== Description of the task ==
Could you write out the records below exactly as they appear?

[Interface dataset entries]
--------------------

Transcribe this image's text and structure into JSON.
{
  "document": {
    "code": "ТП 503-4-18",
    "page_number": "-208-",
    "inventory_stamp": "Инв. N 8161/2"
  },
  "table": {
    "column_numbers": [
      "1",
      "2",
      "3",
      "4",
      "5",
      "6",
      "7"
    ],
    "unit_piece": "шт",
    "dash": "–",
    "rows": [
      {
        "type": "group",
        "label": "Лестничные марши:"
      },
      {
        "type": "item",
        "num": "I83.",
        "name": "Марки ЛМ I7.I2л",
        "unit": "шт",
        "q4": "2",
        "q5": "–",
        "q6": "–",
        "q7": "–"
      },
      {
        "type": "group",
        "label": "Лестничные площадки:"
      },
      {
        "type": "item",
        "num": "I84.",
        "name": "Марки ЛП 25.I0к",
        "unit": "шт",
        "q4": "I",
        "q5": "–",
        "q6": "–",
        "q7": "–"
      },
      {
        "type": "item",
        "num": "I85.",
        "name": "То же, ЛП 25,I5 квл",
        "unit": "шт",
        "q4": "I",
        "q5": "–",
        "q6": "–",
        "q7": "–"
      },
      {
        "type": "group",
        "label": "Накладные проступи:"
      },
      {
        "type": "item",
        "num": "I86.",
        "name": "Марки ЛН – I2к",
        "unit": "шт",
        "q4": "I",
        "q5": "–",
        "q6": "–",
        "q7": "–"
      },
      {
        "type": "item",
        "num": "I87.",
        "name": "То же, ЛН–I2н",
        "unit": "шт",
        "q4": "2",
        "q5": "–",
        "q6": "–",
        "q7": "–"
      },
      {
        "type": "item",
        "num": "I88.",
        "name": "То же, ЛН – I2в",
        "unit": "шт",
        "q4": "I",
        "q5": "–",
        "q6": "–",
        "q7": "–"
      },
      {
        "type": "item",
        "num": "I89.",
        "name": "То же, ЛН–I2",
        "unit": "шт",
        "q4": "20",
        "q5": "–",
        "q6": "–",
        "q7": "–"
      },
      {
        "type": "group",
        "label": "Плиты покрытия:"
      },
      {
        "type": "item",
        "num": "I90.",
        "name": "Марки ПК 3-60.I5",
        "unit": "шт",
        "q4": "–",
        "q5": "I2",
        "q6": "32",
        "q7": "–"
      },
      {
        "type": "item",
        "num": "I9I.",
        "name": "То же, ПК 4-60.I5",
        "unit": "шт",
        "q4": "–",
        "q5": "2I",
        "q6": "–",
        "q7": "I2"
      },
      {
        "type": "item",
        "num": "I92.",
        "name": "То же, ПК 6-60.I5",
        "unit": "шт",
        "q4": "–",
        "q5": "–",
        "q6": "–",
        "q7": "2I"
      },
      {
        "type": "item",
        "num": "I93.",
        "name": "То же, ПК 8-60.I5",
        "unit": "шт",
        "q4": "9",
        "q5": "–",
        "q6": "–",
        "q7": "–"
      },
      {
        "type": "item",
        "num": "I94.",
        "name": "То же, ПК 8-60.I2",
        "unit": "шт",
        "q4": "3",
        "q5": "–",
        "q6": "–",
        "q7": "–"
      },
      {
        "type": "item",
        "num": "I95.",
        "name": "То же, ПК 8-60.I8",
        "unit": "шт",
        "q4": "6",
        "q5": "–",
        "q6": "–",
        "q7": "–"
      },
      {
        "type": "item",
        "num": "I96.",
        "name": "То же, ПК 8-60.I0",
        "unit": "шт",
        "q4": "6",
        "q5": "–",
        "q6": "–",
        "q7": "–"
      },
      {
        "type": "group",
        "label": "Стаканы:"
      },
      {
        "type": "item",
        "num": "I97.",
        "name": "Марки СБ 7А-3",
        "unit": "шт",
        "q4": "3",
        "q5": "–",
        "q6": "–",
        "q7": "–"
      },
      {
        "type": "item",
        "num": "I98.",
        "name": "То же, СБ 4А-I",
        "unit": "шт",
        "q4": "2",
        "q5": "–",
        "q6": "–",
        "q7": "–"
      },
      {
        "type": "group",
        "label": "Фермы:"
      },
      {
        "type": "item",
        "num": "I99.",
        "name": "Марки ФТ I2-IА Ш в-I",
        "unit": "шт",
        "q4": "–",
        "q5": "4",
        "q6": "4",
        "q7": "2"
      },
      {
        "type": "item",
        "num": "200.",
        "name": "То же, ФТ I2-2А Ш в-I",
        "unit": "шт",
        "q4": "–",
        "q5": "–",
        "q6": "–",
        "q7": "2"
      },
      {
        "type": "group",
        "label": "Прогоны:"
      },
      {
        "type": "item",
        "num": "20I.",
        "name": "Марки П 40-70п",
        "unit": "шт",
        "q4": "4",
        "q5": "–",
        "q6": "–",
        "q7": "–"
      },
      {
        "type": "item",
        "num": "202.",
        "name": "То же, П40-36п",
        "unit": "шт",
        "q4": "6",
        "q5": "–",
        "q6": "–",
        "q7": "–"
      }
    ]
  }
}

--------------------

== Exercise solution ==
Transcribe this image's text and structure into JSON.
{
  "document": {
    "code": "ТП 503-4-18",
    "page_number": "-208-",
    "inventory_stamp": "Инв. N 8161/2"
  },
  "table": {
    "column_numbers": [
      "1",
      "2",
      "3",
      "4",
      "5",
      "6",
      "7"
    ],
    "unit_piece": "шт",
    "dash": "–",
    "rows": [
      {
        "type": "group",
        "label": "Лестничные марши:"
      },
      {
        "type": "item",
        "num": "I83.",
        "name": "Марки ЛМ I7.I2л",
        "unit": "шт",
        "q4": "2",
        "q5": "–",
        "q6": "–",
        "q7": "–"
      },
      {
        "type": "group",
        "label": "Лестничные площадки:"
      },
      {
        "type": "item",
        "num": "I84.",
        "name": "Марки ЛП 25.I0к",
        "unit": "шт",
        "q4": "I",
        "q5": "–",
        "q6": "–",
        "q7": "–"
      },
      {
        "type": "item",
        "num": "I85.",
        "name": "То же, ЛП 25,I5 квл",
        "unit": "шт",
        "q4": "I",
        "q5": "–",
        "q6": "–",
        "q7": "–"
      },
      {
        "type": "group",
        "label": "Накладные проступи:"
      },
      {
        "type": "item",
        "num": "I86.",
        "name": "Марки ЛН – I2к",
        "unit": "шт",
        "q4": "I",
        "q5": "–",
        "q6": "–",
        "q7": "–"
      },
      {
        "type": "item",
        "num": "I87.",
        "name": "То же, ЛН–I2н",
        "unit": "шт",
        "q4": "2",
        "q5": "–",
        "q6": "–",
        "q7": "–"
      },
      {
        "type": "item",
        "num": "I88.",
        "name": "То же, ЛН – I2в",
        "unit": "шт",
        "q4": "I",
        "q5": "–",
        "q6": "–",
        "q7": "–"
      },
      {
        "type": "item",
        "num": "I89.",
        "name": "То же, ЛН–I2",
        "unit": "шт",
        "q4": "20",
        "q5": "–",
        "q6": "–",
        "q7": "–"
      },
      {
        "type": "group",
        "label": "Плиты покрытия:"
      },
      {
        "type": "item",
        "num": "I90.",
        "name": "Марки ПК 3-60.I5",
        "unit": "шт",
        "q4": "–",
        "q5": "I2",
        "q6": "32",
        "q7": "–"
      },
      {
        "type": "item",
        "num": "I9I.",
        "name": "То же, ПК 4-60.I5",
        "unit": "шт",
        "q4": "–",
        "q5": "2I",
        "q6": "–",
        "q7": "I2"
      },
      {
        "type": "item",
        "num": "I92.",
        "name": "То же, ПК 6-60.I5",
        "unit": "шт",
        "q4": "–",
        "q5": "–",
        "q6": "–",
        "q7": "2I"
      },
      {
        "type": "item",
        "num": "I93.",
        "name": "То же, ПК 8-60.I5",
        "unit": "шт",
        "q4": "9",
        "q5": "–",
        "q6": "–",
        "q7": "–"
      },
      {
        "type": "item",
        "num": "I94.",
        "name": "То же, ПК 8-60.I2",
        "unit": "шт",
        "q4": "3",
        "q5": "–",
        "q6": "–",
        "q7": "–"
      },
      {
        "type": "item",
        "num": "I95.",
        "name": "То же, ПК 8-60.I8",
        "unit": "шт",
        "q4": "6",
        "q5": "–",
        "q6": "–",
        "q7": "–"
      },
      {
        "type": "item",
        "num": "I96.",
        "name": "То же, ПК 8-60.I0",
        "unit": "шт",
        "q4": "6",
        "q5": "–",
        "q6": "–",
        "q7": "–"
      },
      {
        "type": "group",
        "label": "Стаканы:"
      },
      {
        "type": "item",
        "num": "I97.",
        "name": "Марки СБ 7А-3",
        "unit": "шт",
        "q4": "3",
        "q5": "–",
        "q6": "–",
        "q7": "–"
      },
      {
        "type": "item",
        "num": "I98.",
        "name": "То же, СБ 4А-I",
        "unit": "шт",
        "q4": "2",
        "q5": "–",
        "q6": "–",
        "q7": "–"
      },
      {
        "type": "group",
        "label": "Фермы:"
      },
      {
        "type": "item",
        "num": "I99.",
        "name": "Марки ФТ I2-IА Ш в-I",
        "unit": "шт",
        "q4": "–",
        "q5": "4",
        "q6": "4",
        "q7": "2"
      },
      {
        "type": "item",
        "num": "200.",
        "name": "То же, ФТ I2-2А Ш в-I",
        "unit": "шт",
        "q4": "–",
        "q5": "–",
        "q6": "–",
        "q7": "2"
      },
      {
        "type": "group",
        "label": "Прогоны:"
      },
      {
        "type": "item",
        "num": "20I.",
        "name": "Марки П 40-70п",
        "unit": "шт",
        "q4": "4",
        "q5": "–",
        "q6": "–",
        "q7": "–"
      },
      {
        "type": "item",
        "num": "202.",
        "name": "То же, П40-36п",
        "unit": "шт",
        "q4": "6",
        "q5": "–",
        "q6": "–",
        "q7": "–"
      }
    ]
  }
}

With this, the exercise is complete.